━━━ RECORD EXCERPTS

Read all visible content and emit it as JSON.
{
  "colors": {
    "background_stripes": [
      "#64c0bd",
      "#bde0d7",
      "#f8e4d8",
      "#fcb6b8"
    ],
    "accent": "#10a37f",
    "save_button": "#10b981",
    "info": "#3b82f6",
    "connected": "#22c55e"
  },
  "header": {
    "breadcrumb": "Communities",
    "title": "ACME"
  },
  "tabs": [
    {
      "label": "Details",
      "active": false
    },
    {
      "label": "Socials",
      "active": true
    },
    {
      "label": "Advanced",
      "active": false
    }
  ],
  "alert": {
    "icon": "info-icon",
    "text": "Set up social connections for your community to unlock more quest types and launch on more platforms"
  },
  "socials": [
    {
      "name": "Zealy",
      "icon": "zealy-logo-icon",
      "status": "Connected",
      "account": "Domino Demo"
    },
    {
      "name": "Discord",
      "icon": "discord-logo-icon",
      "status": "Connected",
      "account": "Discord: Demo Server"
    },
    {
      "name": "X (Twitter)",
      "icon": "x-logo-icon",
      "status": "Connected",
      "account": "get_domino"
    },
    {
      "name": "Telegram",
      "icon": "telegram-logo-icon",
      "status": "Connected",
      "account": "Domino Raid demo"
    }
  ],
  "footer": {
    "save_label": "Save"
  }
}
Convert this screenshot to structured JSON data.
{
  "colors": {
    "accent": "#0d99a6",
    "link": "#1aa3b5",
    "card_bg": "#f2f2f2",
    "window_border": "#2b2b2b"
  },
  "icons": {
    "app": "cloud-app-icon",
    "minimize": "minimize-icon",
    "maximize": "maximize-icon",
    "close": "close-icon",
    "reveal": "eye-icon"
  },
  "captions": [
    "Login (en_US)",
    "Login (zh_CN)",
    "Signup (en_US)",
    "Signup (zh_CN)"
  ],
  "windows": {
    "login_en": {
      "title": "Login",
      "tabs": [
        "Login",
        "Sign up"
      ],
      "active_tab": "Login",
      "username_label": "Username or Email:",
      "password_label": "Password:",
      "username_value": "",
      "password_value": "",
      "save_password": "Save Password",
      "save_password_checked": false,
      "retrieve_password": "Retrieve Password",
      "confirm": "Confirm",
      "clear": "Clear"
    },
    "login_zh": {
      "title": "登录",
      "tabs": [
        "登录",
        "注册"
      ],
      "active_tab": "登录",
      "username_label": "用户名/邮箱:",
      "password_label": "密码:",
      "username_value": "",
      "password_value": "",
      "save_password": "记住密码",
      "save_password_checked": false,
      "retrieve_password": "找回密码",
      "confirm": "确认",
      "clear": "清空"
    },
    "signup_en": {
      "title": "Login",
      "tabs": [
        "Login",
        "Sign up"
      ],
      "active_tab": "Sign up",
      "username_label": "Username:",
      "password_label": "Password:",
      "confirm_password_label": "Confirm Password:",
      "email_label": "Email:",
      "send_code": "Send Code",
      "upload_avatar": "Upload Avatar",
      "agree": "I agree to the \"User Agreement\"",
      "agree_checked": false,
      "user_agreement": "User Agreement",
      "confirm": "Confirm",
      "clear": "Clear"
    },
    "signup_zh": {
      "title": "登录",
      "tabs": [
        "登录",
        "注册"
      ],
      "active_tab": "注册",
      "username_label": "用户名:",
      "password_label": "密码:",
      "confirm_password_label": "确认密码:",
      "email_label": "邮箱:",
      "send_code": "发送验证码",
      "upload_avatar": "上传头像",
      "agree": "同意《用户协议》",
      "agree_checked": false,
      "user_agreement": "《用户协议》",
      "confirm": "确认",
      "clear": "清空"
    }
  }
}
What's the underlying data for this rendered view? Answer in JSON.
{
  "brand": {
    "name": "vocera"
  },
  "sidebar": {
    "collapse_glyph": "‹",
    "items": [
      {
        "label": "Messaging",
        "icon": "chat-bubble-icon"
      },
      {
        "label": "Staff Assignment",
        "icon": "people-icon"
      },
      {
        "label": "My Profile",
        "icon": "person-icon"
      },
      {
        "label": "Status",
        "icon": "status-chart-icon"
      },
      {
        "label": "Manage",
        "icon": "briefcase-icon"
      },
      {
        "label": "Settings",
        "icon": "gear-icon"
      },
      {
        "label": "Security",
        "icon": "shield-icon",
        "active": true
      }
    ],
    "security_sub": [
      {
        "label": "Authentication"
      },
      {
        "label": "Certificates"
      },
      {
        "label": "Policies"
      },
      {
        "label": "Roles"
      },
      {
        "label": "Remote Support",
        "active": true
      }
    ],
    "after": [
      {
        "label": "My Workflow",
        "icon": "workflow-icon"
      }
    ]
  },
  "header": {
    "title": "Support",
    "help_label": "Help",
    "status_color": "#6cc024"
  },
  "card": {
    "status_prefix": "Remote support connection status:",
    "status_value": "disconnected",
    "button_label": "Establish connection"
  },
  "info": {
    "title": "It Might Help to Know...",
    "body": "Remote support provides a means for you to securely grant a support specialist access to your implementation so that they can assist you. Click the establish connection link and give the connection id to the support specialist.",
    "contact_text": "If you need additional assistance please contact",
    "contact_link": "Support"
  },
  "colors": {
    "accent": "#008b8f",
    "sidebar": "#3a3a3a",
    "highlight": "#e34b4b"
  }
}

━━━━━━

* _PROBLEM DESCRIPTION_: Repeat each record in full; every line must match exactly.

* _EXERCISE OUTPUT_:
Read all visible content and emit it as JSON.
{
  "colors": {
    "background_stripes": [
      "#64c0bd",
      "#bde0d7",
      "#f8e4d8",
      "#fcb6b8"
    ],
    "accent": "#10a37f",
    "save_button": "#10b981",
    "info": "#3b82f6",
    "connected": "#22c55e"
  },
  "header": {
    "breadcrumb": "Communities",
    "title": "ACME"
  },
  "tabs": [
    {
      "label": "Details",
      "active": false
    },
    {
      "label": "Socials",
      "active": true
    },
    {
      "label": "Advanced",
      "active": false
    }
  ],
  "alert": {
    "icon": "info-icon",
    "text": "Set up social connections for your community to unlock more quest types and launch on more platforms"
  },
  "socials": [
    {
      "name": "Zealy",
      "icon": "zealy-logo-icon",
      "status": "Connected",
      "account": "Domino Demo"
    },
    {
      "name": "Discord",
      "icon": "discord-logo-icon",
      "status": "Connected",
      "account": "Discord: Demo Server"
    },
    {
      "name": "X (Twitter)",
      "icon": "x-logo-icon",
      "status": "Connected",
      "account": "get_domino"
    },
    {
      "name": "Telegram",
      "icon": "telegram-logo-icon",
      "status": "Connected",
      "account": "Domino Raid demo"
    }
  ],
  "footer": {
    "save_label": "Save"
  }
}
Convert this screenshot to structured JSON data.
{
  "colors": {
    "accent": "#0d99a6",
    "link": "#1aa3b5",
    "card_bg": "#f2f2f2",
    "window_border": "#2b2b2b"
  },
  "icons": {
    "app": "cloud-app-icon",
    "minimize": "minimize-icon",
    "maximize": "maximize-icon",
    "close": "close-icon",
    "reveal": "eye-icon"
  },
  "captions": [
    "Login (en_US)",
    "Login (zh_CN)",
    "Signup (en_US)",
    "Signup (zh_CN)"
  ],
  "windows": {
    "login_en": {
      "title": "Login",
      "tabs": [
        "Login",
        "Sign up"
      ],
      "active_tab": "Login",
      "username_label": "Username or Email:",
      "password_label": "Password:",
      "username_value": "",
      "password_value": "",
      "save_password": "Save Password",
      "save_password_checked": false,
      "retrieve_password": "Retrieve Password",
      "confirm": "Confirm",
      "clear": "Clear"
    },
    "login_zh": {
      "title": "登录",
      "tabs": [
        "登录",
        "注册"
      ],
      "active_tab": "登录",
      "username_label": "用户名/邮箱:",
      "password_label": "密码:",
      "username_value": "",
      "password_value": "",
      "save_password": "记住密码",
      "save_password_checked": false,
      "retrieve_password": "找回密码",
      "confirm": "确认",
      "clear": "清空"
    },
    "signup_en": {
      "title": "Login",
      "tabs": [
        "Login",
        "Sign up"
      ],
      "active_tab": "Sign up",
      "username_label": "Username:",
      "password_label": "Password:",
      "confirm_password_label": "Confirm Password:",
      "email_label": "Email:",
      "send_code": "Send Code",
      "upload_avatar": "Upload Avatar",
      "agree": "I agree to the \"User Agreement\"",
      "agree_checked": false,
      "user_agreement": "User Agreement",
      "confirm": "Confirm",
      "clear": "Clear"
    },
    "signup_zh": {
      "title": "登录",
      "tabs": [
        "登录",
        "注册"
      ],
      "active_tab": "注册",
      "username_label": "用户名:",
      "password_label": "密码:",
      "confirm_password_label": "确认密码:",
      "email_label": "邮箱:",
      "send_code": "发送验证码",
      "upload_avatar": "上传头像",
      "agree": "同意《用户协议》",
      "agree_checked": false,
      "user_agreement": "《用户协议》",
      "confirm": "确认",
      "clear": "清空"
    }
  }
}
What's the underlying data for this rendered view? Answer in JSON.
{
  "brand": {
    "name": "vocera"
  },
  "sidebar": {
    "collapse_glyph": "‹",
    "items": [
      {
        "label": "Messaging",
        "icon": "chat-bubble-icon"
      },
      {
        "label": "Staff Assignment",
        "icon": "people-icon"
      },
      {
        "label": "My Profile",
        "icon": "person-icon"
      },
      {
        "label": "Status",
        "icon": "status-chart-icon"
      },
      {
        "label": "Manage",
        "icon": "briefcase-icon"
      },
      {
        "label": "Settings",
        "icon": "gear-icon"
      },
      {
        "label": "Security",
        "icon": "shield-icon",
        "active": true
      }
    ],
    "security_sub": [
      {
        "label": "Authentication"
      },
      {
        "label": "Certificates"
      },
      {
        "label": "Policies"
      },
      {
        "label": "Roles"
      },
      {
        "label": "Remote Support",
        "active": true
      }
    ],
    "after": [
      {
        "label": "My Workflow",
        "icon": "workflow-icon"
      }
    ]
  },
  "header": {
    "title": "Support",
    "help_label": "Help",
    "status_color": "#6cc024"
  },
  "card": {
    "status_prefix": "Remote support connection status:",
    "status_value": "disconnected",
    "button_label": "Establish connection"
  },
  "info": {
    "title": "It Might Help to Know...",
    "body": "Remote support provides a means for you to securely grant a support specialist access to your implementation so that they can assist you. Click the establish connection link and give the connection id to the support specialist.",
    "contact_text": "If you need additional assistance please contact",
    "contact_link": "Support"
  },
  "colors": {
    "accent": "#008b8f",
    "sidebar": "#3a3a3a",
    "highlight": "#e34b4b"
  }
}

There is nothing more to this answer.